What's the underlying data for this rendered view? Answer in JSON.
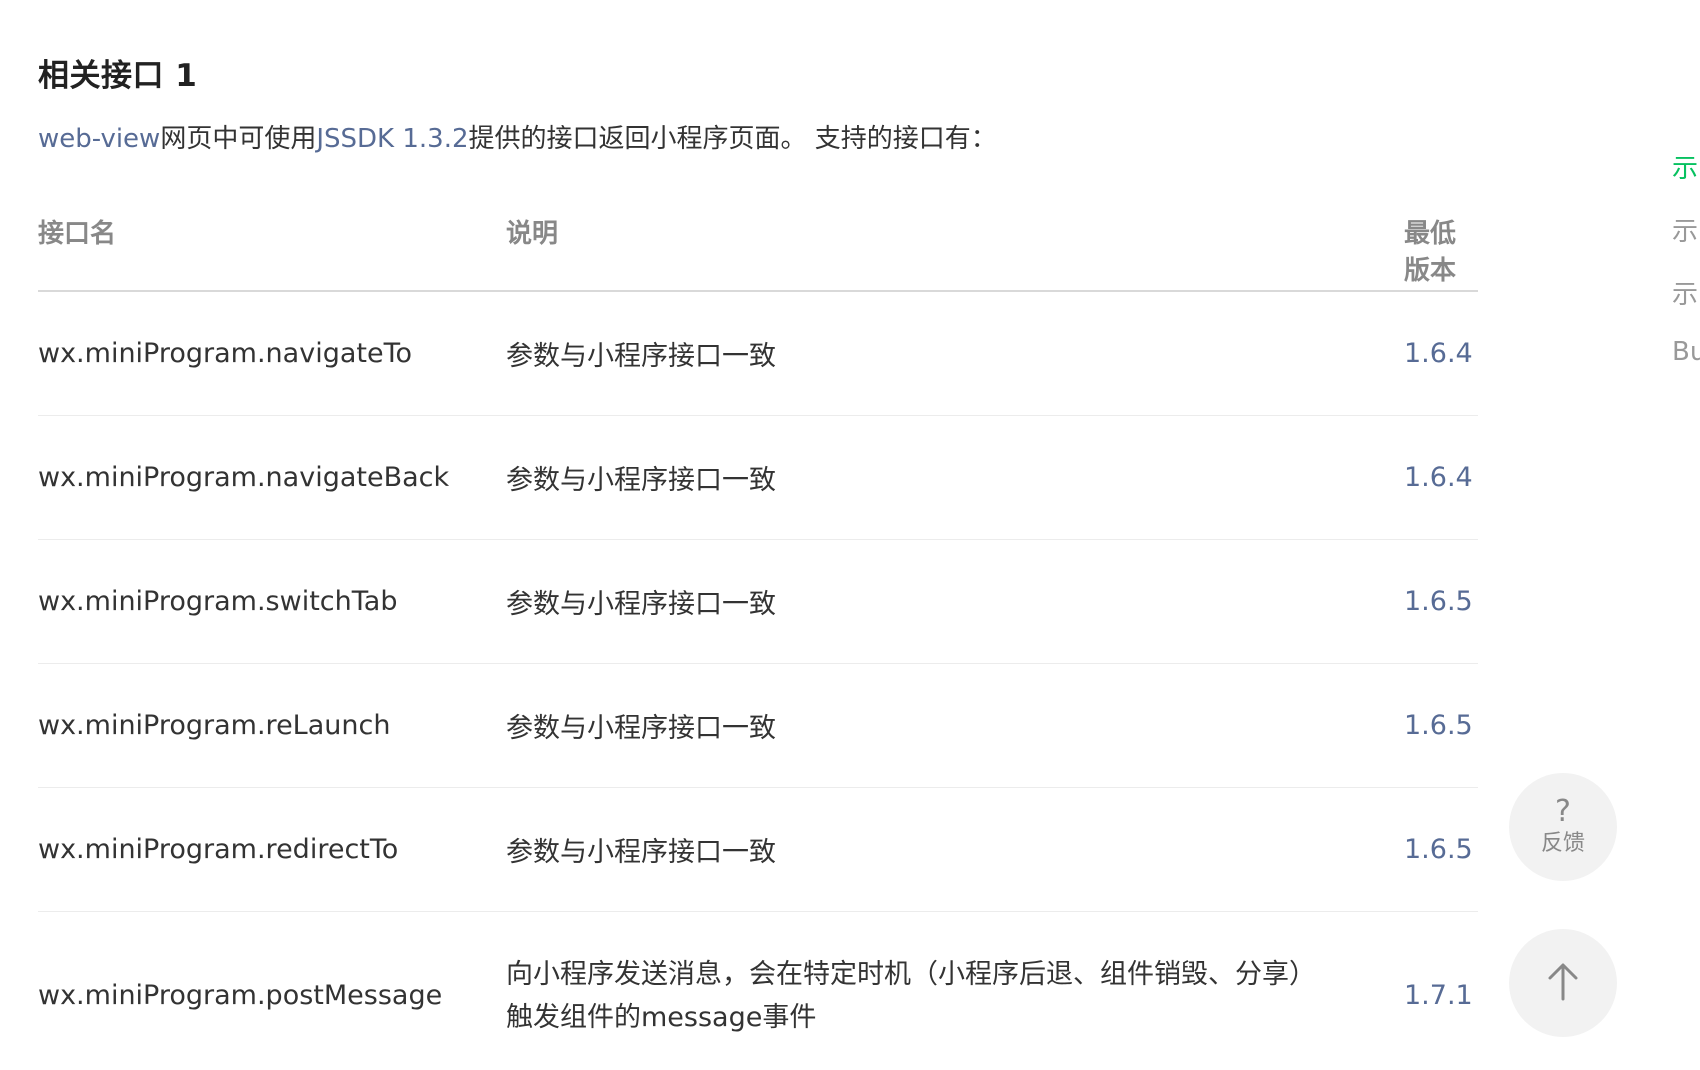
{
  "section": {
    "title": "相关接口 1",
    "intro_link1": "web-view",
    "intro_text1": "网页中可使用",
    "intro_link2": "JSSDK 1.3.2",
    "intro_text2": "提供的接口返回小程序页面。 支持的接口有："
  },
  "table": {
    "headers": {
      "name": "接口名",
      "desc": "说明",
      "version": "最低版本"
    },
    "rows": [
      {
        "name": "wx.miniProgram.navigateTo",
        "desc": "参数与小程序接口一致",
        "version": "1.6.4"
      },
      {
        "name": "wx.miniProgram.navigateBack",
        "desc": "参数与小程序接口一致",
        "version": "1.6.4"
      },
      {
        "name": "wx.miniProgram.switchTab",
        "desc": "参数与小程序接口一致",
        "version": "1.6.5"
      },
      {
        "name": "wx.miniProgram.reLaunch",
        "desc": "参数与小程序接口一致",
        "version": "1.6.5"
      },
      {
        "name": "wx.miniProgram.redirectTo",
        "desc": "参数与小程序接口一致",
        "version": "1.6.5"
      },
      {
        "name": "wx.miniProgram.postMessage",
        "desc": "向小程序发送消息，会在特定时机（小程序后退、组件销毁、分享）触发组件的message事件",
        "version": "1.7.1"
      }
    ]
  },
  "right_nav": {
    "items": [
      {
        "label": "示",
        "active": true
      },
      {
        "label": "示",
        "active": false
      },
      {
        "label": "示",
        "active": false
      },
      {
        "label": "Bu",
        "active": false
      }
    ]
  },
  "floating": {
    "feedback_icon": "?",
    "feedback_label": "反馈",
    "top_icon": "arrow-up-icon"
  },
  "colors": {
    "link": "#576b95",
    "active_nav": "#07c160"
  }
}
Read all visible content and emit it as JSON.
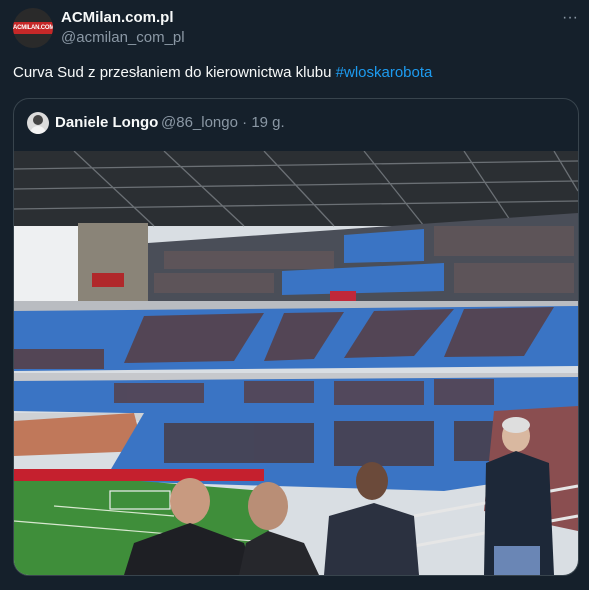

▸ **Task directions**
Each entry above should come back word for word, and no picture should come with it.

▸ **Response for this exercise**
What's the underlying data for this rendered view? Answer in JSON.
{
  "section": {
    "title": "相关接口 1",
    "intro_link1": "web-view",
    "intro_text1": "网页中可使用",
    "intro_link2": "JSSDK 1.3.2",
    "intro_text2": "提供的接口返回小程序页面。 支持的接口有："
  },
  "table": {
    "headers": {
      "name": "接口名",
      "desc": "说明",
      "version": "最低版本"
    },
    "rows": [
      {
        "name": "wx.miniProgram.navigateTo",
        "desc": "参数与小程序接口一致",
        "version": "1.6.4"
      },
      {
        "name": "wx.miniProgram.navigateBack",
        "desc": "参数与小程序接口一致",
        "version": "1.6.4"
      },
      {
        "name": "wx.miniProgram.switchTab",
        "desc": "参数与小程序接口一致",
        "version": "1.6.5"
      },
      {
        "name": "wx.miniProgram.reLaunch",
        "desc": "参数与小程序接口一致",
        "version": "1.6.5"
      },
      {
        "name": "wx.miniProgram.redirectTo",
        "desc": "参数与小程序接口一致",
        "version": "1.6.5"
      },
      {
        "name": "wx.miniProgram.postMessage",
        "desc": "向小程序发送消息，会在特定时机（小程序后退、组件销毁、分享）触发组件的message事件",
        "version": "1.7.1"
      }
    ]
  },
  "right_nav": {
    "items": [
      {
        "label": "示",
        "active": true
      },
      {
        "label": "示",
        "active": false
      },
      {
        "label": "示",
        "active": false
      },
      {
        "label": "Bu",
        "active": false
      }
    ]
  },
  "floating": {
    "feedback_icon": "?",
    "feedback_label": "反馈",
    "top_icon": "arrow-up-icon"
  },
  "colors": {
    "link": "#576b95",
    "active_nav": "#07c160"
  }
}
Read all visible content and emit it as JSON.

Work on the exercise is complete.